Electricity is a key ingredient in living bodies. We know that voltage differences are important in biological systems; they drive the beating of the heart and allow neurons to communicate with one another. But for decades, it wasn’t possible to measure voltage differences between organelles—the membrane-wrapped structures inside the cell—and the rest of the cell.
A pioneering technology created by UChicago scientists, however, allows researchers to peer into cells to see how many different organelles use voltages to carry out functions.
“Scientists had noticed for a long time that charged dyes used for staining cells would get stuck in the mitochondria,” explained graduate student Anand Saminathan, the first author for the paper, which was published in Nature Nanotechnology. “But little work has been done to investigate the membrane potential of other organelles in live cells.”
The Krishnan lab at UChicago specializes in building tiny sensors to travel inside cells and report back on what’s happening, so that researchers can understand how cells work—and how they break down in disease or disorders. Previously, they have built such machines to study neurons and lysosomes, among others.
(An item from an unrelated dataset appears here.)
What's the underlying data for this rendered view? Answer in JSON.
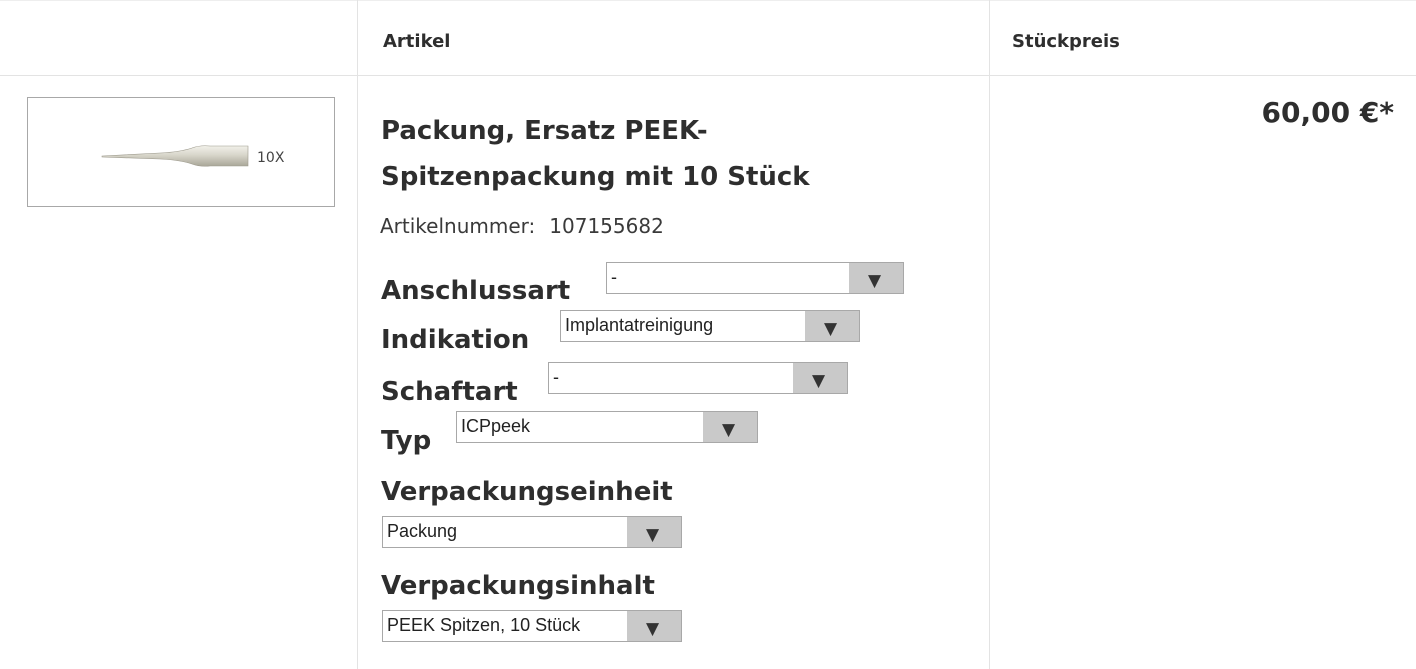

In this case, they decided to use the technique to investigate the electric activities of the organelles inside live cells.
In the membranes of neurons, there are proteins called ion channels which act as gateways for charged ions to enter and exit the cell. These channels are essential for neurons to communicate. Previous research had shown that organelles have similar ion channels, but we weren’t sure what roles they played.
The researchers’ new tool, called Voltair, makes it possible to explore this question further. It works as a voltmeter measuring the voltage difference of two different areas inside a cell. Voltair is constructed out of DNA, which means it can go directly into the cell and access deeper structures.
In their initial studies, the researchers looked for membrane potentials—a difference in voltage inside an organelle versus outside. They found evidence for such potentials in several organelles, such as trans-Golgi networks and recycling endosomes, that were previously thought not to have membrane potentials at all.
“So I think the membrane potential in organelles could play a larger role—maybe it helps organelles communicate,” said Prof. Yamuna Krishnan, an expert in nucleic acid-based molecular devices.
Their studies are only the beginning, the authors said; Voltair offers a way for researchers in many fields to answer questions they’ve never even been able to ask. It can even be used in plants.
“This new development will at least start conversations, and may even inspire a new field of research,” said Saminathan.
Citation: “A DNA-based voltmeter for organelles.” Saminathan et al, Nature Nanotechnology, Nov. 2, 2020. DOI: 10.1038/s41565-020-00784-1
Funding: National Institutes of Health, University of Chicago Women’s Board, Searle Funds at The Chicago Community Trust